, Volume 61, Issue 1, pp 99–107 | Cite as

Canonical structure of evolution equations with non-linear dispersive terms

  • B. Talukdar
  • J. Shamanna
  • S. Ghosh


The inverse problem of the variational calculus for evolution equations characterized by non-linear dispersive terms is analysed with a view to clarify why such a system does not follow from Lagrangians. Conditions are derived under which one could construct similar equations which admit a Lagrangian representation. It is shown that the system of equations thus obtained can be Hamiltonized by making use of the Dirac’s theory of constraints. The specific results presented refer to the third- and fifth-order equations of the so-called distinguished subclass.


Evolution equations non-linear dispersive terms Lagrangian systems Hamiltonian structure 


47.20.Ky 42.81.Dp 


Unable to display preview. Download preview PDF.

Unable to display preview. Download preview PDF.


  1. [1]
    F Calogero and A Degesparis,Spectral transform and solitons (North Holland Publ. Co., NY, 1982) vol. 1MATHGoogle Scholar
  2. [2]
    P Rosenau and J M Hyman,Phys. Rev. Lett. 70, 564 (1993)MATHCrossRefADSGoogle Scholar
  3. [3]
    B Dey and A Khare,J. Phys. 33, 5335 (2000)MATHCrossRefMathSciNetADSGoogle Scholar
  4. [4]
    S A Hojman and L C Shepley,J. Math. Phys. 32, 142 (1990)CrossRefADSMathSciNetGoogle Scholar
  5. [5]
    G Darboux, Ivieme partie (Gauthier-Villars Paris, 1891)Google Scholar
  6. [5]a
    G Lopez,Ann. Phys. (NY) 251, 363 (1996)MATHCrossRefADSGoogle Scholar
  7. [6]
    R M Santili,Foundations of theoretical mechanics (Springer-Verlag, NY, 1978) vol. 1Google Scholar
  8. [7]
    P J Olver,Applications of Lie groups to differential equations (Springer-Verlag, NY, 1993)MATHGoogle Scholar
  9. [8]
    E C G Sudarshan and N Mukunda,Classical dynamics: A modern perspective (John-Wiley and Sons Inc., NY, 1974)MATHGoogle Scholar
  10. [9]
    P J Olver,J. Math.
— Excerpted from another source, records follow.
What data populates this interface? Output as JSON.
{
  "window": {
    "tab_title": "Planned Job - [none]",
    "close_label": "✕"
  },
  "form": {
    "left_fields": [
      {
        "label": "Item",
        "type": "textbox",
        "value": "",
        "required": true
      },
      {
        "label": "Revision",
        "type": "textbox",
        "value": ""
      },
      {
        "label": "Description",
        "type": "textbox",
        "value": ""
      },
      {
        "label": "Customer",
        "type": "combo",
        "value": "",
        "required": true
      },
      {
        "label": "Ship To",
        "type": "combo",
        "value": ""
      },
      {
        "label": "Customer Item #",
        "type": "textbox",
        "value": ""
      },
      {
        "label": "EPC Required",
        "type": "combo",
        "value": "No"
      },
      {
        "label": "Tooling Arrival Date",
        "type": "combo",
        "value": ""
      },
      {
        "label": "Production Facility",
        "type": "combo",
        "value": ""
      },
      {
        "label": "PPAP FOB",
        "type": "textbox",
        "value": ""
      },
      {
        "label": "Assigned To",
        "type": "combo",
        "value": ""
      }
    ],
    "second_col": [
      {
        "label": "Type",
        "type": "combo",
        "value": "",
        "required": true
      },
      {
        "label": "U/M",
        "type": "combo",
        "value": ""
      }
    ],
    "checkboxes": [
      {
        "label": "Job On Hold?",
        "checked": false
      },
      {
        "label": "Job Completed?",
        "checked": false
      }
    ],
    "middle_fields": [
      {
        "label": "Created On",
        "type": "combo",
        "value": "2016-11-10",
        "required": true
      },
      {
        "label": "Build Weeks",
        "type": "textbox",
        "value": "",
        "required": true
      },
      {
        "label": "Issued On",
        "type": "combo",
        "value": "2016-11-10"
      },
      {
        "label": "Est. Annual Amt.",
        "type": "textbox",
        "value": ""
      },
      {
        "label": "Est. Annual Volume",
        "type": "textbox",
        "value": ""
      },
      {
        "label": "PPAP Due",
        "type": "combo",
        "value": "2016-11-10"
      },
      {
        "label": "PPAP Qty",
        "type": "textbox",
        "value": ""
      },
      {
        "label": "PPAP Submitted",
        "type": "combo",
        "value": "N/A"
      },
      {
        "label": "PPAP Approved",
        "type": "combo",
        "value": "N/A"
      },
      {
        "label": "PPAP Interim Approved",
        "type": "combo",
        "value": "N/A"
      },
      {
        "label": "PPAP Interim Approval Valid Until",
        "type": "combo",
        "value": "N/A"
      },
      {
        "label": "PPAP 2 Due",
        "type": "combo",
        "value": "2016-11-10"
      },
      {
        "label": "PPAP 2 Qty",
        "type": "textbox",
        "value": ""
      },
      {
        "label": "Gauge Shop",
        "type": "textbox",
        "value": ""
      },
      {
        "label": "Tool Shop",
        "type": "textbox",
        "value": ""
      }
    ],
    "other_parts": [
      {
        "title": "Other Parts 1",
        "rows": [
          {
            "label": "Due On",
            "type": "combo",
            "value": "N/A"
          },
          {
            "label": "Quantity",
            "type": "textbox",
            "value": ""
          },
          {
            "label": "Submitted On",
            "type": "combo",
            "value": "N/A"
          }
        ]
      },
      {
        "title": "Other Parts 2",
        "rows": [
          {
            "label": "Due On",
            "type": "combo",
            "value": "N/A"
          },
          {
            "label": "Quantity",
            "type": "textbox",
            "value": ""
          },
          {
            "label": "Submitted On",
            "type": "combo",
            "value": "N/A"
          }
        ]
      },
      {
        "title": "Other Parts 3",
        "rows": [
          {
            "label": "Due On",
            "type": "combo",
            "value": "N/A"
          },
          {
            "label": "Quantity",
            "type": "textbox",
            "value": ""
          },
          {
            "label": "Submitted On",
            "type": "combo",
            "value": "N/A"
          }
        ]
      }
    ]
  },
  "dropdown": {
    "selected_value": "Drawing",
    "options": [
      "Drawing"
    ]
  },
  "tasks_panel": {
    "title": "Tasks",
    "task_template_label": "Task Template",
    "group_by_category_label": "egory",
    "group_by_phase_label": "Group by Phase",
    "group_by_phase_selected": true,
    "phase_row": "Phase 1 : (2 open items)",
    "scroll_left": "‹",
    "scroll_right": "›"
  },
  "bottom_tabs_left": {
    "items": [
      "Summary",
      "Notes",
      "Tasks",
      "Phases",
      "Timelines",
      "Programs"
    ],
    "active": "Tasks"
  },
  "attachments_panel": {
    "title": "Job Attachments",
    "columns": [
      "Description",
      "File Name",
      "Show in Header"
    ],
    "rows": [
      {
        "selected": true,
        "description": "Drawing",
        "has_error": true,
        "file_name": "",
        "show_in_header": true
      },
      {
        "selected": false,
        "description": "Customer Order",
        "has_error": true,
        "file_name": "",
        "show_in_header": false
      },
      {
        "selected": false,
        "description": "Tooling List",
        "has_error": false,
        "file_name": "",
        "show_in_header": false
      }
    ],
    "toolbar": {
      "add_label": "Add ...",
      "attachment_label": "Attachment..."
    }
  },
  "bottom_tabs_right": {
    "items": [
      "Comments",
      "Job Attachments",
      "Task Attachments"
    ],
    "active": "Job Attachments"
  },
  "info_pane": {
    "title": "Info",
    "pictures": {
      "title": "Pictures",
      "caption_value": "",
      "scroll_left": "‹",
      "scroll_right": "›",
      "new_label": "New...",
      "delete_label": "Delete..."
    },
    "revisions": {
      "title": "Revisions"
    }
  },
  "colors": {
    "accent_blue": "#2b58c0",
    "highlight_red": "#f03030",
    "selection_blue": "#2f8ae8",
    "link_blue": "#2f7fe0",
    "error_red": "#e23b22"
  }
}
Phys. 27, 2495 (1986)MATHCrossRefADSMathSciNetGoogle Scholar
  11. [10]
    Y Nutku,J. Phys. A29, 3257 (1996)ADSMathSciNetGoogle Scholar
  12. [11]
    R M Santili,Foundations of theoretical mechanics (Springer-Verlag, NY, 1978) vol. IIGoogle Scholar
  13. [12]
    P Rosenau,Phys. Lett. A230, 305 (1997)ADSMathSciNetGoogle Scholar
  14. [13]
    V G Karmanov,Mathematical programming (Mir Publishers, Moscow, 1989)MATHGoogle Scholar
  15. [14]
    F J deUrries and J Julve,J. Phys. A31, 6949 (1998)ADSMathSciNetGoogle Scholar
  16. [15]
    G B Whitham,Proc. R. Soc. (London) Ser. A283, 238 (1965)ADSMathSciNetCrossRefGoogle Scholar
  17. [16]
    P A M Dirac,Lectures on quantum mechanics (Belfer Graduate School Monograph Series No. 2, Yeshiva University, NY, 1964)Google Scholar
  18. [17]
    V E Zakharov and L D Faddeev,Funct. Anal. Appl. 5, 18 (1971)Google Scholar
  19. [17]a
    C S Gardner,J. Math. Phys. 12, 1548 (1971)MATHCrossRefADSGoogle Scholar
  20. [18]
    L Faddeev and R Jackiw,Phys. Rev. Lett. 60, 1692 (1988)CrossRefADSMathSciNetMATHGoogle Scholar
  21. [19]
    H Montani,Int. J. Mod. Phys. A8, 4319 (1993)ADSMathSciNetGoogle Scholar
  22. [19]a
    M M Horta-Barreira and C Wotzasek,Phys. Rev. D45 1410 (1992)ADSMathSciNetGoogle Scholar

Copyright information

© Indian Academy of Sciences 2003

Authors and Affiliations

  • B. Talukdar
    • 1
  • J. Shamanna
    • 1
  • S. Ghosh
    • 1
  1. 1.Department of PhysicsVisva-Bharati UniversitySantiniketanIndia

Personalised recommendations